The Race Face CINCH is a power-equipped spindle that replaces your current spindle. The CINCH sells for $599 and is compatible with Race Face cranksets such as the Next SL G5, Next SL G4, Next SL G3, Next R and Turbine. The CINCH features Bluetooth SMART and rechargeable li-ion battery technology.
Race Face CINCH Spindle
Pedal-based power meters incorporate strain gauges inside the pedal itself. While new to MTB, on the road, this is a very popular power meter type. These power meters fit just about any bike, are easy to install and can be moved from bike to bike.
While it’s not yet available for sale, we’re very excited about the upcoming launch of the SRM X-Power Power Meter Pedal – the first ever mountain bike power meter pedal. Like road power meter pedals, the X-Power will house the electronics and batteries inside the pedal spindle, protecting them from the elements, crashes and rock strikes. However, it will use a standard Shimano SPD cleat making it a true MTB pedal.
The X-Power will feature true left/right power, ANT+ and Bluetooth and will get approximately 30 hours of run time out of the rechargeable lithium ion batteries. It will also come with a 2-year manufacturer’s warranty.
SRM X-Power MTB Power Meter Pedal
Mountain Bike Power Meter Summary
While there are not as many mountain bike power meters as there are road options, you should be able to find something that works among the available options. Based on our experience, the two most popular MTB options are the crank arm-based power meter (4iiii and Stages) or the spider-based design (power2max, Quarq or ROTOR). While the crank arms only measure left leg power, they are affordable and easy to install. In addition, you can find one to fit almost any crankset. Spider-based units take a bit more work to install, but they are relatively affordable, they measure power from both legs and you can find one to fit just about any crankset.

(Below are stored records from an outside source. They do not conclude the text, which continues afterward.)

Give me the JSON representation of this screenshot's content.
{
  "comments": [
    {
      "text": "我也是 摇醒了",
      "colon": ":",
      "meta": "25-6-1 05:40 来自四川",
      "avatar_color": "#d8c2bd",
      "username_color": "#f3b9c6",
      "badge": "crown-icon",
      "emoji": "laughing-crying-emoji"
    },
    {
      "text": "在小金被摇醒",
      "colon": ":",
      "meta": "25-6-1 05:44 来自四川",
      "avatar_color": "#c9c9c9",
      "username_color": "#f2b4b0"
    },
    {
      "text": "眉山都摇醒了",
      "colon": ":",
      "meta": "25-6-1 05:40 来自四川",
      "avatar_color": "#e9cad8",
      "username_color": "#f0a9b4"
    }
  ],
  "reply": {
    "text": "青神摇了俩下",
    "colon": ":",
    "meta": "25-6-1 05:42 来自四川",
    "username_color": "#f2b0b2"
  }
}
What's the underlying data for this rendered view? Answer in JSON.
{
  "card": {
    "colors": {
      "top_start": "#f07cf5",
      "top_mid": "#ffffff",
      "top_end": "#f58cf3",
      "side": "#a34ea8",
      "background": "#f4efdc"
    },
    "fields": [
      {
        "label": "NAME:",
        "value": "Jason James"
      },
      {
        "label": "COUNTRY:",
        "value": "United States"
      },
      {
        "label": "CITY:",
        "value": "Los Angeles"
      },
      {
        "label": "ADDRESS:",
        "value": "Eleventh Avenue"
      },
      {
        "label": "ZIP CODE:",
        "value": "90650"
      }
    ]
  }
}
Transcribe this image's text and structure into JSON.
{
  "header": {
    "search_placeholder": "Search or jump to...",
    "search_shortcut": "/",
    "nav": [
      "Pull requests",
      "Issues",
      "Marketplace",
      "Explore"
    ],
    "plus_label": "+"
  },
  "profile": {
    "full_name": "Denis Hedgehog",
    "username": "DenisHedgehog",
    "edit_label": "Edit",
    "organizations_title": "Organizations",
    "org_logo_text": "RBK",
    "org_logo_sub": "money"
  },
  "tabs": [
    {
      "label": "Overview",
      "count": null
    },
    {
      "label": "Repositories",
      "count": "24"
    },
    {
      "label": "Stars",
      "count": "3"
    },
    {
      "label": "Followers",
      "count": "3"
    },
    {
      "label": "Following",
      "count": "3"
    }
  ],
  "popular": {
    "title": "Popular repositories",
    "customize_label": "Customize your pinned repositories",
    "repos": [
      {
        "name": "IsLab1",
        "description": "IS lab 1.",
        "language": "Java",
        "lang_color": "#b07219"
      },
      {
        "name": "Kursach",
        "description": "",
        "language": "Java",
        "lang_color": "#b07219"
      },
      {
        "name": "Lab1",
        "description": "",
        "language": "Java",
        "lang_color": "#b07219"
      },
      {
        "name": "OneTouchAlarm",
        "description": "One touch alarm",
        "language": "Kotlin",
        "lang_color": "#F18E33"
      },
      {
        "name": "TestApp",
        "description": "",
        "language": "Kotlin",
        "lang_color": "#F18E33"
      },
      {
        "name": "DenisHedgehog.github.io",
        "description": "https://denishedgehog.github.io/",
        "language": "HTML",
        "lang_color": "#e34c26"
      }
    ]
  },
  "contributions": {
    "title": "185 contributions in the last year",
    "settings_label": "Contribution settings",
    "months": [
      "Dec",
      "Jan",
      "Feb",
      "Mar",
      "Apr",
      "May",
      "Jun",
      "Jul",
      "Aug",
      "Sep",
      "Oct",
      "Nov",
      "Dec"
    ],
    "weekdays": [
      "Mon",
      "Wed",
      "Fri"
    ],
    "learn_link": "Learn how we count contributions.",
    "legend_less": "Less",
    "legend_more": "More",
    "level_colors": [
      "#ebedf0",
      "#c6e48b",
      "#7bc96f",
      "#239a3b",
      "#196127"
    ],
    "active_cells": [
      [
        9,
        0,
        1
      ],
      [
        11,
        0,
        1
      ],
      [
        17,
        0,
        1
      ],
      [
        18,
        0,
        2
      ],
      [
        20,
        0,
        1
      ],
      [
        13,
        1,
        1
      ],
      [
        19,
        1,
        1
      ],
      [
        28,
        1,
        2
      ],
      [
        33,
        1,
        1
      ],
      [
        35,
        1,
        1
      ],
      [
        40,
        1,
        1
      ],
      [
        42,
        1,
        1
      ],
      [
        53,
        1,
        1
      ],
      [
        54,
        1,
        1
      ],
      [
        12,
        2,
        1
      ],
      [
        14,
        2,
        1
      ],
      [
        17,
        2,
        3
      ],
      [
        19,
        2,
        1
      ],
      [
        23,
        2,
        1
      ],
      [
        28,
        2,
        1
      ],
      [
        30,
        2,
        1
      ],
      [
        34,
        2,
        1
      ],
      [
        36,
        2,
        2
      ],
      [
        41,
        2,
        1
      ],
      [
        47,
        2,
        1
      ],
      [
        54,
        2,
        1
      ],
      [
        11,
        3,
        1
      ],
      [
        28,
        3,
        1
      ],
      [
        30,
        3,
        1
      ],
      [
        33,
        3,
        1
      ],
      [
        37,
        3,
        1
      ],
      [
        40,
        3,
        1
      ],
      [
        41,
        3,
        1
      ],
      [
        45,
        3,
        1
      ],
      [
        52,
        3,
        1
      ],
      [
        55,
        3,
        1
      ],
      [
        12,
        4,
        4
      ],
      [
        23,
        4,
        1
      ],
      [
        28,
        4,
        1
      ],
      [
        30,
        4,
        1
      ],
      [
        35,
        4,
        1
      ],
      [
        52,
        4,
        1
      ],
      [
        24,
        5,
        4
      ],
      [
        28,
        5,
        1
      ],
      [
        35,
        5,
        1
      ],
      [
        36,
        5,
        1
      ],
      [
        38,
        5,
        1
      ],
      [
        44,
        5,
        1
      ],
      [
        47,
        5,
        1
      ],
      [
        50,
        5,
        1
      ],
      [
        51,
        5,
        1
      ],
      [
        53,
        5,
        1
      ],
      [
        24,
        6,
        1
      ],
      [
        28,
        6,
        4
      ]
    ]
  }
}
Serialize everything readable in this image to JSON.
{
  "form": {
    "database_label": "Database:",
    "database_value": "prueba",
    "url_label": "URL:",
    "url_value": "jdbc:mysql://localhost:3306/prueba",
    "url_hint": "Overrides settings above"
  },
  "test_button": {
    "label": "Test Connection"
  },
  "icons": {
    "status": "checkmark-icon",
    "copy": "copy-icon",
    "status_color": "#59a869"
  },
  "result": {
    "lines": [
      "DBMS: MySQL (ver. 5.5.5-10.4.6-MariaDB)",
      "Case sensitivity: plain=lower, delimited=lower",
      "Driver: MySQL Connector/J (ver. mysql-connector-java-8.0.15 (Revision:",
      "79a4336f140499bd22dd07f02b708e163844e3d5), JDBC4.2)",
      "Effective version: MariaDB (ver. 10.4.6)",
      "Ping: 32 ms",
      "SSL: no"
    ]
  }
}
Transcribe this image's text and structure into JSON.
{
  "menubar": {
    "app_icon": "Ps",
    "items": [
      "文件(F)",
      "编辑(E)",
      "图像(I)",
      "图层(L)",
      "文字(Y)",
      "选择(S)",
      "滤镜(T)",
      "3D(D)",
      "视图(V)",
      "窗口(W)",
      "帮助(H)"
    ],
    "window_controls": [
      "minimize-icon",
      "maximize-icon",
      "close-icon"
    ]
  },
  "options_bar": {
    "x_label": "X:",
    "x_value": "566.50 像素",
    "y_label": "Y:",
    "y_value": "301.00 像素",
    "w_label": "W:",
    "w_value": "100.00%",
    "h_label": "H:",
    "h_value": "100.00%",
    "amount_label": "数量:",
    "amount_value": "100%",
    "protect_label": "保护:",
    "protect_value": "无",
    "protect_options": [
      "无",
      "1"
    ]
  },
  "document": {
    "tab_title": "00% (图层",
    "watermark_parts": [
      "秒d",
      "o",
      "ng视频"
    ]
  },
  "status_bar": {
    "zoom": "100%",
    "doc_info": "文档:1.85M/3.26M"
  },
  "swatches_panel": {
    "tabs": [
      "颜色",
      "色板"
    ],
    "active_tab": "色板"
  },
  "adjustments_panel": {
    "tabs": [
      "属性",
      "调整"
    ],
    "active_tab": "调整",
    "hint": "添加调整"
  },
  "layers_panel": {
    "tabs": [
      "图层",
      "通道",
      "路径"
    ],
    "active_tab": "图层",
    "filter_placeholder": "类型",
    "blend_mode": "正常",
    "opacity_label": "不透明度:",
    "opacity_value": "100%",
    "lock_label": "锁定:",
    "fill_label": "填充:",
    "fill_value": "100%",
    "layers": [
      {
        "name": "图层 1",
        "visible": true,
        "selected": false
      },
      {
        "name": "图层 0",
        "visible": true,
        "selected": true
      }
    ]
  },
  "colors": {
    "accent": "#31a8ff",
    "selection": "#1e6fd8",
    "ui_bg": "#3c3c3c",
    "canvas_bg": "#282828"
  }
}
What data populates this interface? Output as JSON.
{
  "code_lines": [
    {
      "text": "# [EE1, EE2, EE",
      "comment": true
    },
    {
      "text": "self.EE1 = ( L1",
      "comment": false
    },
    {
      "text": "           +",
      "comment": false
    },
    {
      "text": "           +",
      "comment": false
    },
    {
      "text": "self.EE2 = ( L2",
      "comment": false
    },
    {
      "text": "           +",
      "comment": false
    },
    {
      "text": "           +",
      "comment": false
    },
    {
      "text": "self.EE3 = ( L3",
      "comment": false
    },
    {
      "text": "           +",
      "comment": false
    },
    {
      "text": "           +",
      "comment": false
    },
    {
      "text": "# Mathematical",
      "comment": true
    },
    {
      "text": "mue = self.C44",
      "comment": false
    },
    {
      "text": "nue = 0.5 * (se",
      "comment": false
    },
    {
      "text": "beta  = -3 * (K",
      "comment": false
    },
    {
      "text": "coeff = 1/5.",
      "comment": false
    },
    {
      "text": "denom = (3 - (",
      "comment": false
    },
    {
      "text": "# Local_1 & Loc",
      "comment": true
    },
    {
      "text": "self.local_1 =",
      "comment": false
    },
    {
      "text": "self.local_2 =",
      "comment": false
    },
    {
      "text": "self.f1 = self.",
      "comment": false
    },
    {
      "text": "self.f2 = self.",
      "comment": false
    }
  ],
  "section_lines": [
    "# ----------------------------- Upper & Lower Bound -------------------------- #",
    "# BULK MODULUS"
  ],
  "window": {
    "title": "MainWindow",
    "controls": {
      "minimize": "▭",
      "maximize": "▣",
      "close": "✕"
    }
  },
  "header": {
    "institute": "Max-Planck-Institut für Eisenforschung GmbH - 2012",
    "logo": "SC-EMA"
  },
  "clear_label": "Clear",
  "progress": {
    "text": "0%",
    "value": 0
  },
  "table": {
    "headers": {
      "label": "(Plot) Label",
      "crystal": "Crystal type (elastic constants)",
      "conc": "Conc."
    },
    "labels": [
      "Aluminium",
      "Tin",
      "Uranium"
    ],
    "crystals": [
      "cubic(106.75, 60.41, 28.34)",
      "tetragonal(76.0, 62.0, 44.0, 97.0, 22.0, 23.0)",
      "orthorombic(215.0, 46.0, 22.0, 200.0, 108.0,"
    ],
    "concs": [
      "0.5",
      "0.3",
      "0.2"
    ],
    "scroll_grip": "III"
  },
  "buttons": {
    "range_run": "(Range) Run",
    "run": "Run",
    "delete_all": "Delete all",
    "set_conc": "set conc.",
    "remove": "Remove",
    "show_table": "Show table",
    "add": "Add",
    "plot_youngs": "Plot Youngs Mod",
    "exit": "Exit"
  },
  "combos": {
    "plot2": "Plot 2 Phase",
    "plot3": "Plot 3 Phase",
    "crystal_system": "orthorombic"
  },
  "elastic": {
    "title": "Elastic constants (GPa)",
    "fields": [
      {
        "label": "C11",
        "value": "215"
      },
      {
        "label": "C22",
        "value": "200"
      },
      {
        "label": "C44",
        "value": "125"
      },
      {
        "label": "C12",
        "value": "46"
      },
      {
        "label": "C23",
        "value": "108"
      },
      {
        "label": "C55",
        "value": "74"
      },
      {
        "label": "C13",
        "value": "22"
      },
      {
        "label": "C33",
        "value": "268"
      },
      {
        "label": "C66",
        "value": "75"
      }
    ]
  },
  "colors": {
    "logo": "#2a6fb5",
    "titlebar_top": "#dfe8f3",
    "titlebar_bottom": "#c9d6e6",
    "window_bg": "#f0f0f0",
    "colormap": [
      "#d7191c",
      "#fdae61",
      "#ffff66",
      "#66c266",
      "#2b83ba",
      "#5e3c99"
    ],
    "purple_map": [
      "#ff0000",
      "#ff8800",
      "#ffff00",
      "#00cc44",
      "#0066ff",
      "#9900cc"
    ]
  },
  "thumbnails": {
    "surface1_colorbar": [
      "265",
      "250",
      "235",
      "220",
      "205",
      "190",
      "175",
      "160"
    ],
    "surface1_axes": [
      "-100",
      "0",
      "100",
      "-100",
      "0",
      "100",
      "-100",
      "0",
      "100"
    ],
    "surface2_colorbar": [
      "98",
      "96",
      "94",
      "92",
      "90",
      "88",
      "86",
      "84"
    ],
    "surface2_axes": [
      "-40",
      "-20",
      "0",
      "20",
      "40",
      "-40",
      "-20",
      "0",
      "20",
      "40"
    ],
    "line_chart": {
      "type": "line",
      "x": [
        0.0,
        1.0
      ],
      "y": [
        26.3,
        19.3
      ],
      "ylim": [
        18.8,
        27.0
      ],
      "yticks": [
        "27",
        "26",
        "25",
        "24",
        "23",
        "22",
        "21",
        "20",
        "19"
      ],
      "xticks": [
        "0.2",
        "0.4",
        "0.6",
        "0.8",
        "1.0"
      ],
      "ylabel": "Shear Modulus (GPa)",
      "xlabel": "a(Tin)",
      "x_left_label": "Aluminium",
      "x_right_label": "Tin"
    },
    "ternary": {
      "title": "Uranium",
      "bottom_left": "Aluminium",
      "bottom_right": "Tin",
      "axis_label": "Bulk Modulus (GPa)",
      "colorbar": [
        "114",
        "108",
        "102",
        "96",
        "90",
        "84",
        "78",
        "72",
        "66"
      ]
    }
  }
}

If you plan to make a change to your crankset (perhaps you’re moving to a 2x or 1x setup and have to buy a new crankset anyway), you might consider a crank-based power meter. These units cost a bit more, but they measure both legs and some also offer independent left/right power measurement. If you want to explore your options in more depth, give us a call – we’re here to help!